- Systems, Rulebases and Game Mechanics
- Screen Spaces, Virtual Cameras and Compositional Dynamics
- Animation and Movement
- Interface Design
- Game Design Documentation
|Assessment type||Unit of assessment||Weighting|
|Coursework||COURSEWORK (PROJECT OUTPUT PORTFOLIO)||100|
The assessment strategy is designed to provide students with the opportunity to demonstrate (i) understanding of game design specification and prototyping techniques; (ii) creative, compositional and problem solving skills; (iii) how these are applied to digital media arts practice in general and game design practice in particular.
Summative assessment for this module consists of:
- Coursework – Portfolio Submission (100%): the portfolio consists of project outputs in the form of a Game Design Document, game prototype(s), a reflective synopsis or reflective journal and a live demonstration of the game prototype.
Formative assessment and feedback
- The module includes regular assignments covering creative responses and production skills for the topics and techniques under investigation.
- In particular, formative assessment will be made of an initial Game Design Document and a pitch presentation to the class. Direct feedback will be given in these cases regarding quality, standard and areas for improvement.
- Formative assessment is given through group critiques and individual tutorials. Work-in-progress presented will be given direct feedback regarding its quality and standard.
- During the seminar sessions held in the run-up to submission of assessed works, students are given support and feedback on works in progress.
- Provide students with support to further develop creative and production skills
- Guide students in understanding how digital media arts practices are applied within industry
- Provide opportunities for students to learn industry relevant tools and practices

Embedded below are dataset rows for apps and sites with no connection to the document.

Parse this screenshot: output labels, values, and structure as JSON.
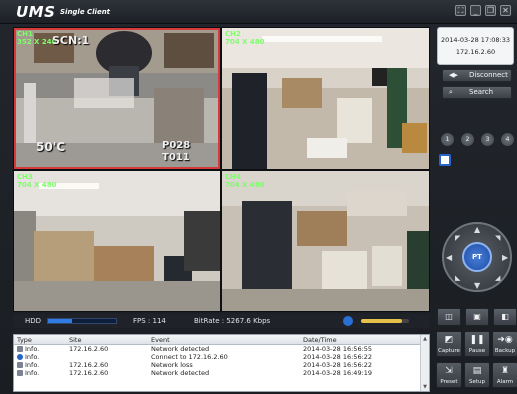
{
  "app": {
    "title": "UMS",
    "subtitle": "Single Client"
  },
  "window_controls": [
    {
      "name": "fullscreen-button",
      "glyph": "⛶"
    },
    {
      "name": "minimize-button",
      "glyph": "_"
    },
    {
      "name": "restore-button",
      "glyph": "❐"
    },
    {
      "name": "close-button",
      "glyph": "✕"
    }
  ],
  "cameras": [
    {
      "label": "CH1",
      "resolution": "352 X 240",
      "osd_top": "SCN:1",
      "osd_left": "50'C",
      "osd_right": "P028",
      "osd_right2": "T011",
      "selected": true
    },
    {
      "label": "CH2",
      "resolution": "704 X 480",
      "selected": false
    },
    {
      "label": "CH3",
      "resolution": "704 X 480",
      "selected": false
    },
    {
      "label": "CH4",
      "resolution": "704 X 480",
      "selected": false
    }
  ],
  "status": {
    "hdd_label": "HDD",
    "hdd_usage": 0.35,
    "fps_text": "FPS : 114",
    "bitrate_text": "BitRate : 5267.6 Kbps",
    "volume": 0.85
  },
  "log": {
    "columns": [
      "Type",
      "Site",
      "Event",
      "Date/Time"
    ],
    "rows": [
      {
        "type": "Info.",
        "icon": "site-icon",
        "site": "172.16.2.60",
        "event": "Network detected",
        "datetime": "2014-03-28 16:56:55"
      },
      {
        "type": "Info.",
        "icon": "info-icon",
        "site": "",
        "event": "Connect to 172.16.2.60",
        "datetime": "2014-03-28 16:56:22"
      },
      {
        "type": "Info.",
        "icon": "site-icon",
        "site": "172.16.2.60",
        "event": "Network loss",
        "datetime": "2014-03-28 16:56:22"
      },
      {
        "type": "Info.",
        "icon": "site-icon",
        "site": "172.16.2.60",
        "event": "Network detected",
        "datetime": "2014-03-28 16:49:19"
      }
    ]
  },
  "info_panel": {
    "datetime": "2014-03-28 17:08:33",
    "site": "172.16.2.60"
  },
  "buttons": {
    "disconnect": "Disconnect",
    "search": "Search"
  },
  "channel_buttons": [
    "1",
    "2",
    "3",
    "4"
  ],
  "ptz": {
    "center_label": "PT"
  },
  "tools": [
    {
      "name": "snapshot-mode-button",
      "glyph": "◫"
    },
    {
      "name": "image-mode-button",
      "glyph": "▣"
    },
    {
      "name": "view-mode-button",
      "glyph": "◧"
    }
  ],
  "actions": [
    {
      "name": "capture-button",
      "label": "Capture",
      "icon": "capture-icon",
      "glyph": "◩"
    },
    {
      "name": "pause-button",
      "label": "Pause",
      "icon": "pause-icon",
      "glyph": "❚❚"
    },
    {
      "name": "backup-button",
      "label": "Backup",
      "icon": "backup-icon",
      "glyph": "➜◉"
    },
    {
      "name": "preset-button",
      "label": "Preset",
      "icon": "preset-icon",
      "glyph": "⇲"
    },
    {
      "name": "setup-button",
      "label": "Setup",
      "icon": "setup-icon",
      "glyph": "▤"
    },
    {
      "name": "alarm-button",
      "label": "Alarm",
      "icon": "alarm-icon",
      "glyph": "♜"
    }
  ],
  "colors": {
    "accent": "#2f7de4",
    "selected_border": "#d63a3a",
    "osd_green": "#7dff6a",
    "volume": "#e4c24a"
  }
}
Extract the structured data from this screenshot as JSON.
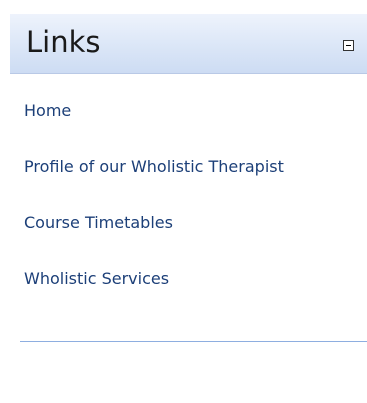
{
  "panel": {
    "title": "Links",
    "collapse_icon": "minus-box-icon",
    "links": [
      {
        "label": "Home"
      },
      {
        "label": "Profile of our Wholistic Therapist"
      },
      {
        "label": "Course Timetables"
      },
      {
        "label": "Wholistic Services"
      }
    ]
  },
  "colors": {
    "link": "#1c3f78",
    "header_gradient_top": "#eef3fc",
    "header_gradient_bottom": "#cddcf3",
    "divider": "#8eaee0"
  }
}
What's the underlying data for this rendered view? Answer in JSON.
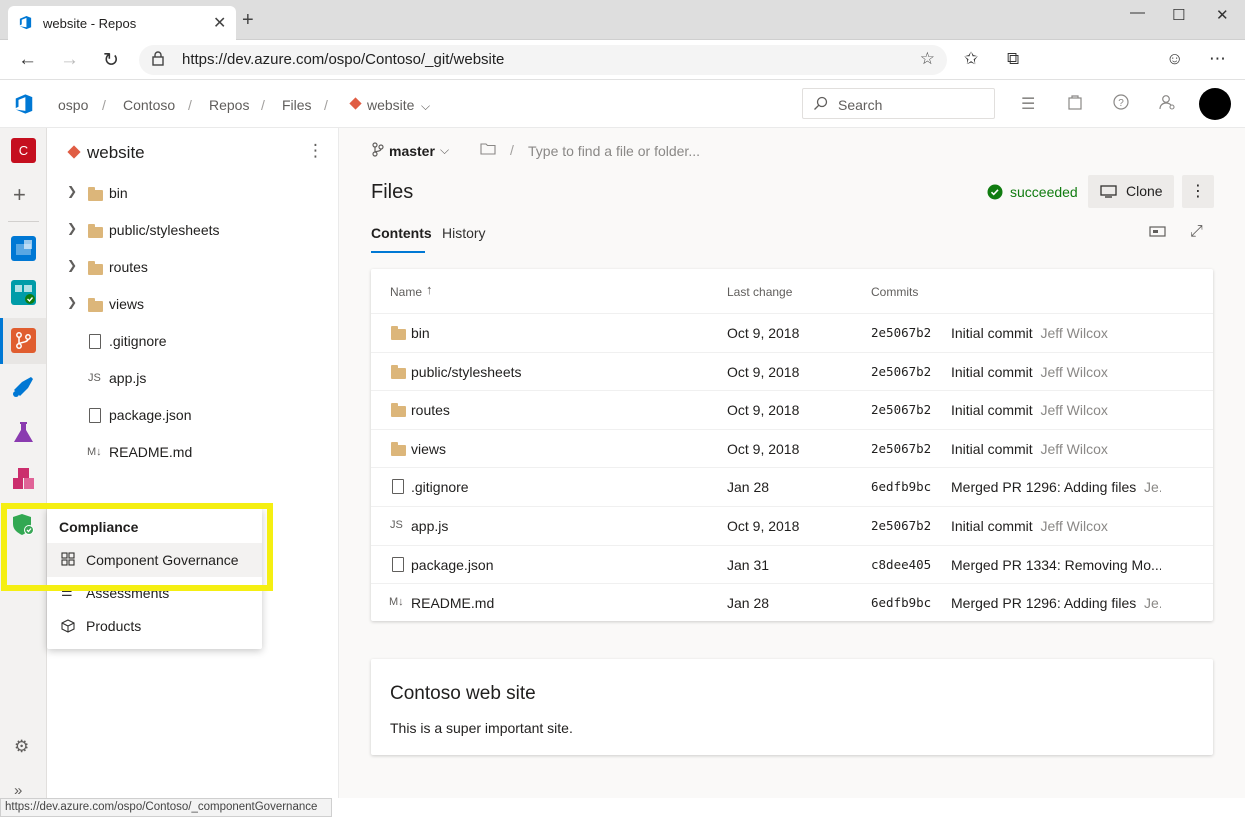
{
  "browser": {
    "tab_title": "website - Repos",
    "url": "https://dev.azure.com/ospo/Contoso/_git/website",
    "status_url": "https://dev.azure.com/ospo/Contoso/_componentGovernance"
  },
  "header": {
    "breadcrumbs": [
      "ospo",
      "Contoso",
      "Repos",
      "Files",
      "website"
    ],
    "search_placeholder": "Search"
  },
  "rail": {
    "org_initial": "C"
  },
  "tree": {
    "repo_name": "website",
    "items": [
      {
        "label": "bin",
        "type": "folder"
      },
      {
        "label": "public/stylesheets",
        "type": "folder"
      },
      {
        "label": "routes",
        "type": "folder"
      },
      {
        "label": "views",
        "type": "folder"
      },
      {
        "label": ".gitignore",
        "type": "file"
      },
      {
        "label": "app.js",
        "type": "js"
      },
      {
        "label": "package.json",
        "type": "file"
      },
      {
        "label": "README.md",
        "type": "md"
      }
    ]
  },
  "flyout": {
    "title": "Compliance",
    "items": [
      "Component Governance",
      "Assessments",
      "Products"
    ]
  },
  "main": {
    "branch": "master",
    "path_placeholder": "Type to find a file or folder...",
    "title": "Files",
    "status": "succeeded",
    "clone_label": "Clone",
    "tabs": [
      "Contents",
      "History"
    ],
    "columns": {
      "name": "Name",
      "last_change": "Last change",
      "commits": "Commits"
    },
    "rows": [
      {
        "name": "bin",
        "type": "folder",
        "date": "Oct 9, 2018",
        "hash": "2e5067b2",
        "message": "Initial commit",
        "author": "Jeff Wilcox"
      },
      {
        "name": "public/stylesheets",
        "type": "folder",
        "date": "Oct 9, 2018",
        "hash": "2e5067b2",
        "message": "Initial commit",
        "author": "Jeff Wilcox"
      },
      {
        "name": "routes",
        "type": "folder",
        "date": "Oct 9, 2018",
        "hash": "2e5067b2",
        "message": "Initial commit",
        "author": "Jeff Wilcox"
      },
      {
        "name": "views",
        "type": "folder",
        "date": "Oct 9, 2018",
        "hash": "2e5067b2",
        "message": "Initial commit",
        "author": "Jeff Wilcox"
      },
      {
        "name": ".gitignore",
        "type": "file",
        "date": "Jan 28",
        "hash": "6edfb9bc",
        "message": "Merged PR 1296: Adding files",
        "author": "Je..."
      },
      {
        "name": "app.js",
        "type": "js",
        "date": "Oct 9, 2018",
        "hash": "2e5067b2",
        "message": "Initial commit",
        "author": "Jeff Wilcox"
      },
      {
        "name": "package.json",
        "type": "file",
        "date": "Jan 31",
        "hash": "c8dee405",
        "message": "Merged PR 1334: Removing Mo...",
        "author": ""
      },
      {
        "name": "README.md",
        "type": "md",
        "date": "Jan 28",
        "hash": "6edfb9bc",
        "message": "Merged PR 1296: Adding files",
        "author": "Je..."
      }
    ],
    "readme_title": "Contoso web site",
    "readme_body": "This is a super important site."
  },
  "colors": {
    "accent": "#0078d4",
    "success": "#107c10",
    "highlight": "#f5ef12",
    "folder": "#dcb67a"
  }
}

- Support students in focusing their practice
|1||Generate ideas, concepts, proposals, solutions or arguments in response to set briefs||C|
|2||Comprehend implications and potential for Digital Media Arts presented by new developments in the Video Games industries||K|
|3||Demonstrate ability to combine multiple techniques learned at level 4 (still imagery, audio, video, animation, interaction) in the creation of a video game||K|
|4||Realise negotiated practical outcomes taking into account creative, logistical, and budgetary requirements||C|
|5||Study independently, set goals, manage their own workloads and meet deadlines||PT|
|6||Select, test and make appropriate use of software, processes and environments||PT|
|7||Select and employ communication and information technologies.||PT|
C - Cognitive/analytical
K - Subject knowledge
T - Transferable skills
P - Professional/Practical skills
Methods of Teaching / Learning
The learning and teaching strategy is designed to enable students to formulate ideas for working games, and to use audio-visual material, written design documentation, physical materials and/or software prototypes to demonstrate these ideas. The students will build on skills acquired in previous units, extending these skills where appropriate using game development software tools and techniques.
The learning and teaching methods may include
- Critiques and individual tutorials
Indicated Lecture Hours (which may also include seminars, tutorials, workshops and other contact time) are approximate and may include in-class tests where one or more of these are an assessment on the module. In-class tests are scheduled/organised separately to taught content and will be published on to student personal timetables, where they apply to taken modules, as soon as they are finalised by central administration. This will usually be after the initial publication of the teaching timetable for the relevant semester.
Upon accessing the reading list, please search for the module using the module code: DMA2011
Please note that the information detailed within this record is accurate at the time of publishing and may be subject to change. This record contains information for the most up to date version of the programme / module for the 2022/3 academic year.